Buffalo Head Solos is organized into four sections. Each begins with a poem entitled "Ambition," narrated by a cow, a mosquito, a primate and a virus, respectively. Tonally, every "Ambition" is rendered equally true-to-life, capturing the voice of an underdog or an outcast, each in his own way longing for strength, validity and power. They are funny (you can't help but laugh when the mosquito exclaims: "What? You think we ain't/ got feelings?!"), but these poems are not jokes. Yet what is most striking, and most impressive, is the language that follows these ambitious openers.
It is in the poems where Seibles speaks with a "human" voice that he is most like an animator. With language alone, his poems manage to captivate the imagination in much the same way an animator captivates the eye:

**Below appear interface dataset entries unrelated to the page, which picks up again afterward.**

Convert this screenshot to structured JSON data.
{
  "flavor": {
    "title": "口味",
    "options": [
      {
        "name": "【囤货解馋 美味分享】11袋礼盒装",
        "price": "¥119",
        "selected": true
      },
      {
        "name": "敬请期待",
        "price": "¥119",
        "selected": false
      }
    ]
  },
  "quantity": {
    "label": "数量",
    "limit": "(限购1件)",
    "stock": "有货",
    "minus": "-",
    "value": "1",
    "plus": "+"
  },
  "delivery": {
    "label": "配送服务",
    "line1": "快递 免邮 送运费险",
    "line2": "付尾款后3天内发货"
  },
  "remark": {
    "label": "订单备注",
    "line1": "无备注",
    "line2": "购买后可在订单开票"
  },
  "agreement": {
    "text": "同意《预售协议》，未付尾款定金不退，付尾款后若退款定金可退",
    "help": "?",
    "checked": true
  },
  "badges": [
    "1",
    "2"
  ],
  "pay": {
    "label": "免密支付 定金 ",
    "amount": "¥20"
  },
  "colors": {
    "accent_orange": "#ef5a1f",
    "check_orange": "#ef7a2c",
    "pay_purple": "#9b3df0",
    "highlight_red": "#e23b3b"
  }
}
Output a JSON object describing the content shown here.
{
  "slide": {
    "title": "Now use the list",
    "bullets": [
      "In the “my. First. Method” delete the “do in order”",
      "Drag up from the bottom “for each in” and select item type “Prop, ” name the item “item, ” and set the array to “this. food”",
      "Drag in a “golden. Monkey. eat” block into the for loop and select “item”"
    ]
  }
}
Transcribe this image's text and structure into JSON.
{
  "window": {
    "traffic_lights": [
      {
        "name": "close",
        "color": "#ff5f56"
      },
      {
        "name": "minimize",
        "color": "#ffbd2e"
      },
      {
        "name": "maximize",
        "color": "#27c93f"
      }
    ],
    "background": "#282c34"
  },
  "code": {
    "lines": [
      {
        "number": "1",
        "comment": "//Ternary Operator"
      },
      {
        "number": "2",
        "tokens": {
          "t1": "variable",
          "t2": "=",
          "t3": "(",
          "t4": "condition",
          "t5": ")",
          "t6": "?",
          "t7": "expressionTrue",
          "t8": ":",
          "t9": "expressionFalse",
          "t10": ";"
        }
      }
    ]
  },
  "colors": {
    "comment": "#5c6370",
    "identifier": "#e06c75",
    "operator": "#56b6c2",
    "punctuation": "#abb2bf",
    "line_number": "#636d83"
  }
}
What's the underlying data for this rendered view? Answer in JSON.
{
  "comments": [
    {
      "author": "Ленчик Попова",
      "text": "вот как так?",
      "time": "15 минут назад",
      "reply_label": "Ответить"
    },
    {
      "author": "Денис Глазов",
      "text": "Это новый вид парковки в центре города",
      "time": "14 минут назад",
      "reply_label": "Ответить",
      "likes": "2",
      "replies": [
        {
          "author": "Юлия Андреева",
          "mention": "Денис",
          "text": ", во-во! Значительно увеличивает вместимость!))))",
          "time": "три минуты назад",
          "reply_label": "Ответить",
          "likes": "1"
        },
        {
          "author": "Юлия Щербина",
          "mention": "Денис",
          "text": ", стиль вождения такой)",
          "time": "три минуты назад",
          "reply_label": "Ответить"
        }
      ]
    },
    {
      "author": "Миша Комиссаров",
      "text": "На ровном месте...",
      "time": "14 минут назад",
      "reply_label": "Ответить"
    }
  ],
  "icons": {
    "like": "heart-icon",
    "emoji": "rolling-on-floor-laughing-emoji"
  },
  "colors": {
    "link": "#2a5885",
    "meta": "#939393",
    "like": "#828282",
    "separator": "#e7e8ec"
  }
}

Someone ties two blue balloons to your eyelids:
Rise and shine! The new sun
smears the dark like a paw: Tuesday –
(from "Christmas 2001")
With images like these, twisting the impossible into the surreal, Seibles confronts the "blood, bone, and soul in the rawest, most honest and electric way." His language is fresh, his images are exciting -- he writes so that readers numbed by special effects and weary of staid poetry alike will be pleased, stimulated and engaged. In "Welcome Home," a parable in which all the world's white people have left for the moon, he uses images of sizzling soup and sequestered left-overs to discuss a world without racial hate:
For without White Supremacy, and its
soul-eating whispers, the old rage
that had simmered everywhere
like crocodile soup
was covered with foil and stuffed in the fridge.
Because the image is odd, it is also provocative; because it is so incongruous, it is quite effective. Racial hate, he tells us, can be put in the past just as easily as last-night's leftovers can be shoved into the refrigerator. In this way, Seibles's language itself is animated; his images, packing a rhetorical ACME punch, are moving.
Seibles set himself a difficult task in Buffalo Head Solos -- to challenge the status quo while appealing to the casual reader -- and like the bow scratching across the fiddle's strings or the Road-Runner speeding off into the distance, his poetry smokes.
Buffalo Head Solos by Tim Seibles
Cleveland State Univ Poetry Center